Phytoplankton Predictability in NorCPM1

Seminar by Dr. Filippa Fransner from University of Bergen

10 February 2023
KST 10:30 – 11:30

The Seminar is being held in Room 1010 (Jasmin) – Integrated mechanical engineering building. Click here for the campus map.

Phytoplankton dynamics has been shown to be predictable up to three years ahead in tropical and subtropical seas, while several studies indicate less predictability at higher latitudes. Whether this low predictability comes as a result of imperfect models (and/or observations), choice of skill scores, or if phytoplankton dynamics in fact are unpredictable, remains to be investigated.

In this talk, I look deeper into phytoplankton predictability in different regions of the World Ocean, as simulated by NorCPM1. I start with an example from the Barents Sea, where we have found two specific events of positive phytoplankton anomalies to be predictable up to five years ahead.
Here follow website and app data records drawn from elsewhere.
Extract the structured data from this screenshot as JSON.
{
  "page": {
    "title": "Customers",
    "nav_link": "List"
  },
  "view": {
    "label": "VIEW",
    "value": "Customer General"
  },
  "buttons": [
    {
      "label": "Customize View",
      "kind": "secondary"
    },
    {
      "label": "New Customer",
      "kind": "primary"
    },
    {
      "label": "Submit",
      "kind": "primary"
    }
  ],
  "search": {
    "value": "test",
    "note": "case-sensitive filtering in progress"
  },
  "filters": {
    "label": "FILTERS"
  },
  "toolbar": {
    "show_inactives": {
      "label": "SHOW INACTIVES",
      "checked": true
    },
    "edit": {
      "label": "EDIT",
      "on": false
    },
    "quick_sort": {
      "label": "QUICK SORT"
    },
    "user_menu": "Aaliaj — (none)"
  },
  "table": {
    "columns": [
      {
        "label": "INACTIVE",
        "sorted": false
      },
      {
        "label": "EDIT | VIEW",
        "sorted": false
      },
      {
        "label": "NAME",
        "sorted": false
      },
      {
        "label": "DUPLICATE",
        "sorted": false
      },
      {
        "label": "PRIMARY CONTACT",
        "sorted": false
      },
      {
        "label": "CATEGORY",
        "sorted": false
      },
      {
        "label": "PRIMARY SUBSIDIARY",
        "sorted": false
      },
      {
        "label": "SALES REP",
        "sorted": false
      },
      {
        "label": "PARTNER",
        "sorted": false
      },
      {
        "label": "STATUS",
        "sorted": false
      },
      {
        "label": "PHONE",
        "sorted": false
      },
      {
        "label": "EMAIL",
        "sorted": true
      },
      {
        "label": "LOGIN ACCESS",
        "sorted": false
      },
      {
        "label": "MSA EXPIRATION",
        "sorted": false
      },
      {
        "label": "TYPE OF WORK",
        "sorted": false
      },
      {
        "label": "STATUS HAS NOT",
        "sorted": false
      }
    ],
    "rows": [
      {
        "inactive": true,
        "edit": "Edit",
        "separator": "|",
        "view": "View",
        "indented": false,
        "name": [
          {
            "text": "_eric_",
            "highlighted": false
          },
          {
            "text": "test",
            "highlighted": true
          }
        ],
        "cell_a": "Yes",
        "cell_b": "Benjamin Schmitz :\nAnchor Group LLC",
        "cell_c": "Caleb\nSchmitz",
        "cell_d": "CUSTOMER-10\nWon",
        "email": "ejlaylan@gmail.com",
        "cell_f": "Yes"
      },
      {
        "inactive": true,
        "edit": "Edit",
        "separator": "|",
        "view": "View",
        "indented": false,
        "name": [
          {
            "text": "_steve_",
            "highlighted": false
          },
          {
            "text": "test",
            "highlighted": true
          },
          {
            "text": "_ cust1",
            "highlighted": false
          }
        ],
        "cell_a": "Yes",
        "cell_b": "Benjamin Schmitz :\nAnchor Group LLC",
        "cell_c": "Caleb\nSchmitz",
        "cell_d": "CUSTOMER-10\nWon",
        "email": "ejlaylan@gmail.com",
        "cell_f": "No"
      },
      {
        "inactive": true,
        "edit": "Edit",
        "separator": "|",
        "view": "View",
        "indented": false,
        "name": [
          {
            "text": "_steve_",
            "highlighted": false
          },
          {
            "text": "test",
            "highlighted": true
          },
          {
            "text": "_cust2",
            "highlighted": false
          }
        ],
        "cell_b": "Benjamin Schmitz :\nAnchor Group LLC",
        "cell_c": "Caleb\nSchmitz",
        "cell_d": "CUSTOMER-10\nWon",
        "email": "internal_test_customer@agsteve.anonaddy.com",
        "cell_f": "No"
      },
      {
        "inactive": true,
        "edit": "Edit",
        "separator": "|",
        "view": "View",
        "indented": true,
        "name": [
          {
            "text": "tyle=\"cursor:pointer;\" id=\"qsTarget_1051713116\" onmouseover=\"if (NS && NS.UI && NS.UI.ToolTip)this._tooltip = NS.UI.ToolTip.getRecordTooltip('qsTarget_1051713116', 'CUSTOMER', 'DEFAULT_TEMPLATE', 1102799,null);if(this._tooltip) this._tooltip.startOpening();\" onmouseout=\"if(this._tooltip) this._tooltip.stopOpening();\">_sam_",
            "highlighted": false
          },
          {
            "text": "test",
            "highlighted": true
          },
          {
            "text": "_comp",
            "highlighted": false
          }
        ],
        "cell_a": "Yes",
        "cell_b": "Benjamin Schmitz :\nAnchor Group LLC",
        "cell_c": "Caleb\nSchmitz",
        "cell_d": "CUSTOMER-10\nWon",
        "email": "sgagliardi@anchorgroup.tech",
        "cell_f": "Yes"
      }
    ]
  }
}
In the seasonal ice covered region, the predictability comes as a result of an anomalous heat transport from the Subpolar North Atlantic, resulting in a reduced ice cover which promotes phytoplankton growth. In the southern, ice free domain, the predictability comes as a result of nutrient advection from the Subpolar North Atlantic, also resulting in higher primary production. The nutrient and heat anomalies show a temporal shift, and we relate them to periods of retraction and expansions, separately, of the North Atlantic Subpolar Gyre.

After the Barents Sea example, I will move into other parts of the World Ocean, comparing NorCPM1 simulations to observational data, and discussing potential reasons behind phytoplankton (un)predictability.